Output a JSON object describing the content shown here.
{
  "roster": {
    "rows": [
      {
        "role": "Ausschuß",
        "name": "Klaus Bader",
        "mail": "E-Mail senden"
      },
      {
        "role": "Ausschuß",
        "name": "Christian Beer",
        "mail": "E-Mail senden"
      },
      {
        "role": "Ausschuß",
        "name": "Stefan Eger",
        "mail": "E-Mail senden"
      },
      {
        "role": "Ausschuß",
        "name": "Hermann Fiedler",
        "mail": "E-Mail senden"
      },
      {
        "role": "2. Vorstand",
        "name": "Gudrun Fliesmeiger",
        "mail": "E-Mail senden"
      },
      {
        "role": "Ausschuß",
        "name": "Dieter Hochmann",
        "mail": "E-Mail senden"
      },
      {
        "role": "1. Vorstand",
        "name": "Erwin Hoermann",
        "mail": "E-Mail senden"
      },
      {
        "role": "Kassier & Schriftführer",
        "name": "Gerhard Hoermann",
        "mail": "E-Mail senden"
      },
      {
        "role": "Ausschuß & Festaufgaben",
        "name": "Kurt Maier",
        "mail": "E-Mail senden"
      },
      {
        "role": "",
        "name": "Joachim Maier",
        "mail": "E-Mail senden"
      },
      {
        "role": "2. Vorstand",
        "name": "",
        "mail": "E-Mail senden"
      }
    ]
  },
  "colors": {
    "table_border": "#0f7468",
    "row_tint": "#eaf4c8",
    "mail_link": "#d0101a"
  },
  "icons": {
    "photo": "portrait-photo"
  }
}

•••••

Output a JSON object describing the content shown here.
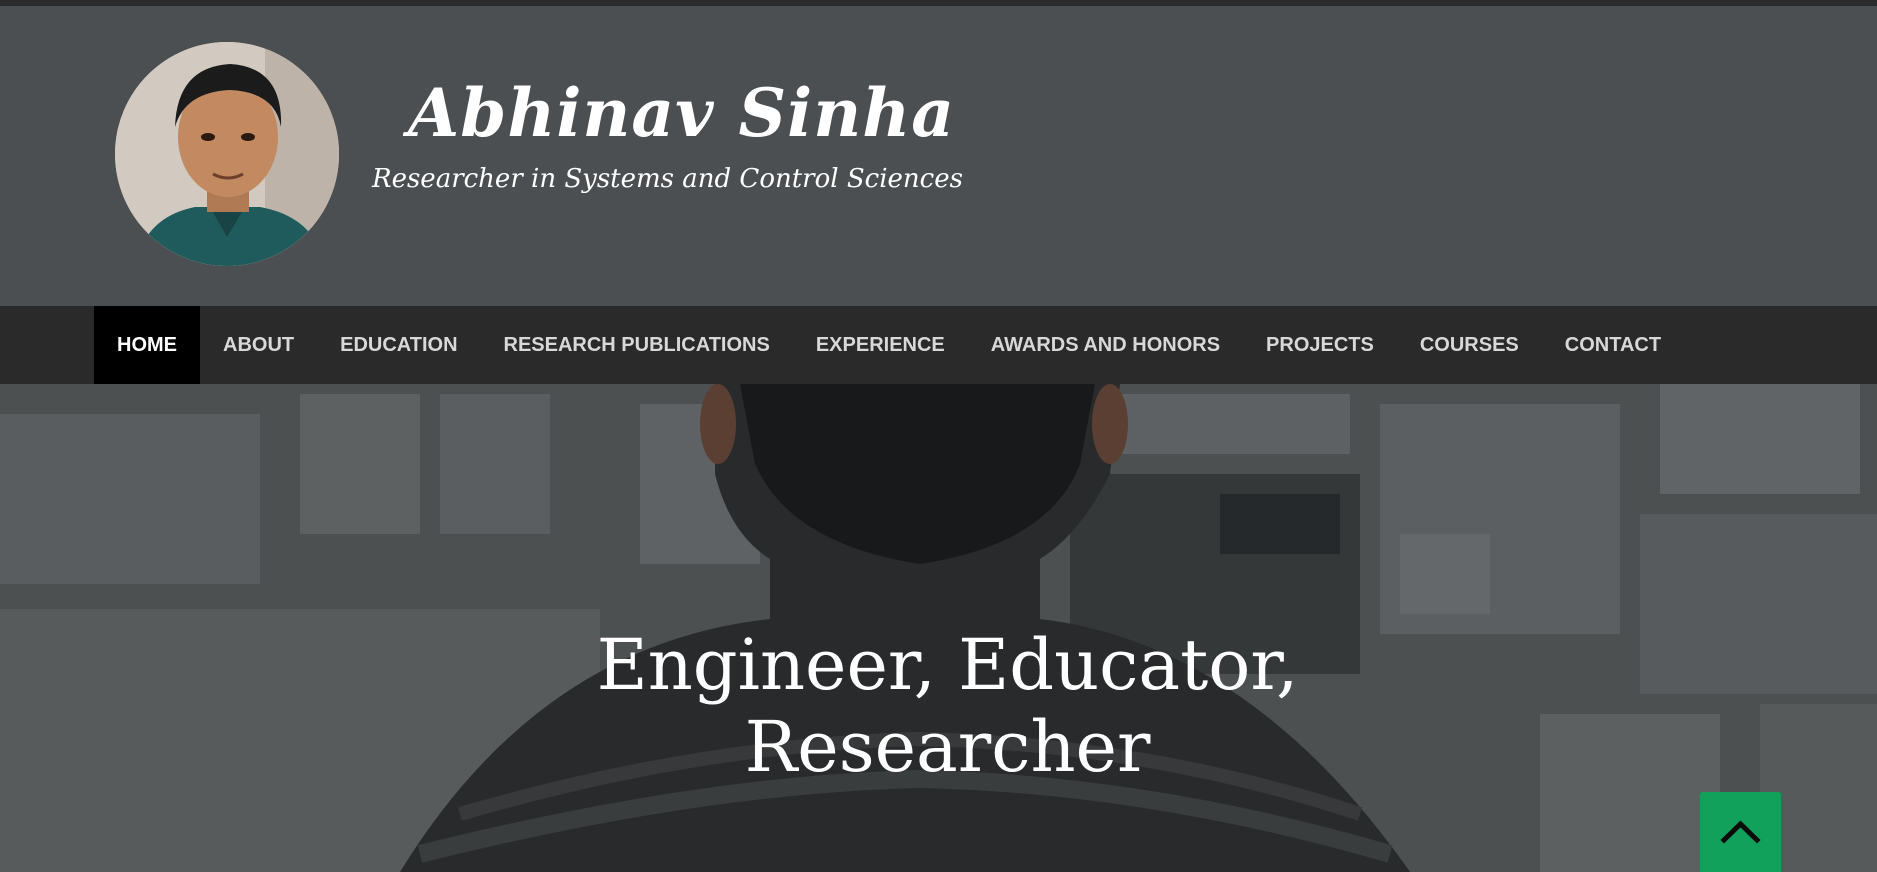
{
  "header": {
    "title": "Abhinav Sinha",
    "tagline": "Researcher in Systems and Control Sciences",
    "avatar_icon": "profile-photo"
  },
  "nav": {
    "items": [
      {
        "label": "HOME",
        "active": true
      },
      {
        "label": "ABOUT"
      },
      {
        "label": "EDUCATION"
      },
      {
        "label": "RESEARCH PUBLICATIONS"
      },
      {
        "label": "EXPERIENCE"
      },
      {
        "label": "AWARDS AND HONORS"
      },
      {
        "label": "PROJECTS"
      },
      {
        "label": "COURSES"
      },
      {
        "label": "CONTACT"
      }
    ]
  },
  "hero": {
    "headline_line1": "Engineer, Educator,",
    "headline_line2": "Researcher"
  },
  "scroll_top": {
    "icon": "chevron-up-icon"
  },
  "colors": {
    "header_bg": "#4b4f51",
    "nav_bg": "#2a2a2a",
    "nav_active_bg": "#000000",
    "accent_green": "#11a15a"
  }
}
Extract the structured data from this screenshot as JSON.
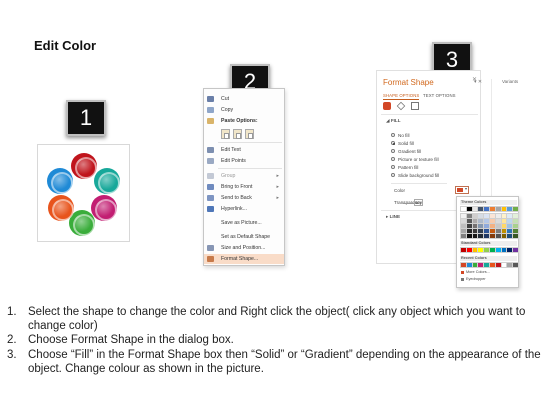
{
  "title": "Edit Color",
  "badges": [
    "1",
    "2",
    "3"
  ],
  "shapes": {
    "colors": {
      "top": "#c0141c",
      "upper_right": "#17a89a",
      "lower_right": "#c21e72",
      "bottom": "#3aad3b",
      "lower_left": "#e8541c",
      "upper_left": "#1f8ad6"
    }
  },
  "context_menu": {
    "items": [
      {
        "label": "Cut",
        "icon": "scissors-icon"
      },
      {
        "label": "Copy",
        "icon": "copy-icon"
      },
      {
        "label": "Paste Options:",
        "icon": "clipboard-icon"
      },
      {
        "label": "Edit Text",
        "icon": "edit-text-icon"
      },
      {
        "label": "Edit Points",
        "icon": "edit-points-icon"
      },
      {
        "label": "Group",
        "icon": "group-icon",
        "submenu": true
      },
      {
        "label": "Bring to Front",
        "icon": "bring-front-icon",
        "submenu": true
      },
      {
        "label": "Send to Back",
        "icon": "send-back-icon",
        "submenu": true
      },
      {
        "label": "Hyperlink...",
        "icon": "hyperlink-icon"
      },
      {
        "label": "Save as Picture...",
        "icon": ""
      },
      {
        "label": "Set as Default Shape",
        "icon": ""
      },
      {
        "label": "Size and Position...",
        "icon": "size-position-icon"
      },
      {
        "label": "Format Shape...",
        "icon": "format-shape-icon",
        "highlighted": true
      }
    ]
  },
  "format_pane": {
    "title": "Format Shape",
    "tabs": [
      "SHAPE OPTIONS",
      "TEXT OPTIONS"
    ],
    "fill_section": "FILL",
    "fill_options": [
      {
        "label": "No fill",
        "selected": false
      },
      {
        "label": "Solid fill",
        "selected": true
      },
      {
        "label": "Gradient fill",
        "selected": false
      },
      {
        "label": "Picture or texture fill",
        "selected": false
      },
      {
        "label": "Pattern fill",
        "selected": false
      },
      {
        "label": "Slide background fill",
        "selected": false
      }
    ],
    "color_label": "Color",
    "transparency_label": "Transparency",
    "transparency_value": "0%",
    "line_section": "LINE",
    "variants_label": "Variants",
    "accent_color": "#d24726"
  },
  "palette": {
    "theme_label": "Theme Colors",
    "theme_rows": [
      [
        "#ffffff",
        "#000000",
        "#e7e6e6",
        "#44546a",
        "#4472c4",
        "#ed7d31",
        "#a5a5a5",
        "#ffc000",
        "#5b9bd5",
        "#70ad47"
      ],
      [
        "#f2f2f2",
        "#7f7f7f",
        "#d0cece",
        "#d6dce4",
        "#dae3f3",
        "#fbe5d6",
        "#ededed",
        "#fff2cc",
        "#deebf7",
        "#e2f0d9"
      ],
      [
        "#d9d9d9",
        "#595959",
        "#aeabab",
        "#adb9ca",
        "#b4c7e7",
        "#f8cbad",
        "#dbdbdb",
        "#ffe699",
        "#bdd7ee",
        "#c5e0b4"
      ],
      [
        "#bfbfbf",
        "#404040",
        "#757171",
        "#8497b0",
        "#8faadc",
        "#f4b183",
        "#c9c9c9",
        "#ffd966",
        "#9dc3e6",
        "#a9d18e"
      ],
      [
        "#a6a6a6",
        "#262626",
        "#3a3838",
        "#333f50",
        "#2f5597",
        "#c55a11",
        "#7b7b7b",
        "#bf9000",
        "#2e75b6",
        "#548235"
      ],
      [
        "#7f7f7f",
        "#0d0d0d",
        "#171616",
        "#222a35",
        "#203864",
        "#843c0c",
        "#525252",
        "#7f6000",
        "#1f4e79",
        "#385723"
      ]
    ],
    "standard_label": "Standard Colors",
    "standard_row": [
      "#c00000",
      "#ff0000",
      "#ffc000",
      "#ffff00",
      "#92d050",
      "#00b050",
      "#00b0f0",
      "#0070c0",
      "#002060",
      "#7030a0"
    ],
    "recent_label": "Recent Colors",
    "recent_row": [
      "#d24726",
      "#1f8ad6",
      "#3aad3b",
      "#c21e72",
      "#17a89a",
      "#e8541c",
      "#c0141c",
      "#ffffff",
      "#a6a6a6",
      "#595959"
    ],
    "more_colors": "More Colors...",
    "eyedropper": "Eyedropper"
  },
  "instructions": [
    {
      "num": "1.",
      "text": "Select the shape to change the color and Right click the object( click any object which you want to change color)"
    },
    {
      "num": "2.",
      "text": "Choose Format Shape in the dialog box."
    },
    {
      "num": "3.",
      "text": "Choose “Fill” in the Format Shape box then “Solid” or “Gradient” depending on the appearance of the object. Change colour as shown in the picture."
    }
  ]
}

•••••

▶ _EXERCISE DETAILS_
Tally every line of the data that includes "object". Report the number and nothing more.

▶ _YOUR SOLUTION_
4